During the hey days of the Atlin gold rush, prospectors where out combing the hills and valleys for any spots that may have contained some gold. It was during this time in 1897 that silver was discovered not far from the town of Atlin BC. It was later in 1900 that a group of claims called Big Canyon were staked by a Mr. Gleason of Atlin that the area started to be explored for mining potential.
It wasn't until 1919 though that things really started to happen. That is when a fellow named J.M Ruffner came into town and optioned the Big Canyon group of claims. J.M. Ruffner came to Atlin about 1903 to manage the North Columbia Gold Mining Company, which had an office in Discovery and was a man with connections and it wasn't long before he was able to secure money and investors and formed the Ruffner Mines. Worked continued on these claims until 1922 when the company was reorganized under the name of Atlin Silver-Lead Nines Limited.
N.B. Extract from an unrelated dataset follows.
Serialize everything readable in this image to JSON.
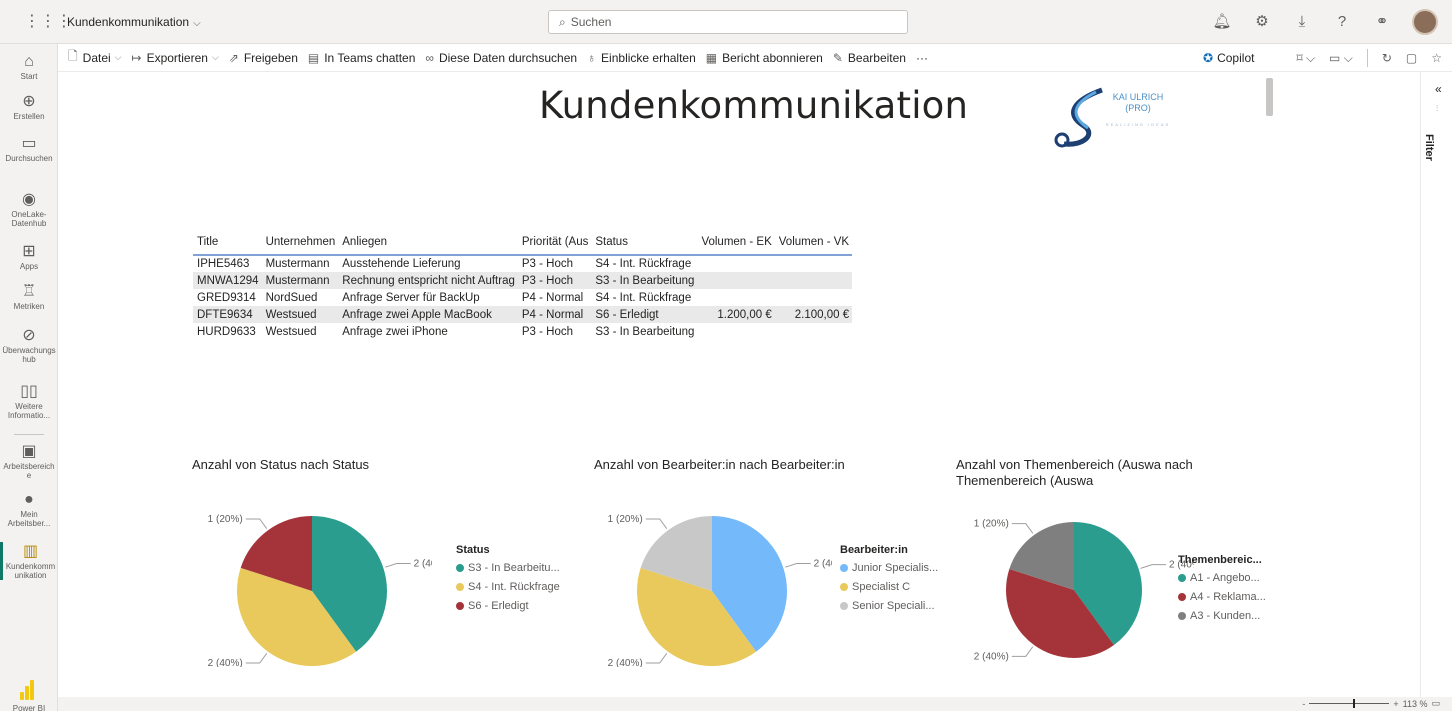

Atlin Silver-Lead Mines continued on with exploration and putting in adits and other development work until 1925 when the Ruffner group was leased to the Federal Mining & Smelting Company. By 1927, J.M. Ruffner had a crew of about 20 men working on these claims and the mine site. In 1929 J.M. Ruffner died and at that point in time the mine changed hands to a group of New York investors who bought the mine. From 1916 onward to 1950, 327 tons of sorted ore were shipped from this property. From this ore 57 ounces of gold, 39,996 ounces of silver, 188 pounds of copper, 144,074 pounds of lead, and 8,057' pounds of zinc were recovered.
Over the years the mine was worked off and on by various owners. Drilling and sampling had been done to see if new desposits could be located. The operator to run the mine was in the late 1970's and in 1981, they shipped out 31 tons of concentrate
with 235 ounces per ton of silver.
Today the site of the old mill and crusher has been reclaimed and leveled out however you can still travel up the switch backs to the top of Mt. Vaugn and see the old workings and adits. The old narrow guage rails are still there as is various other artifacts.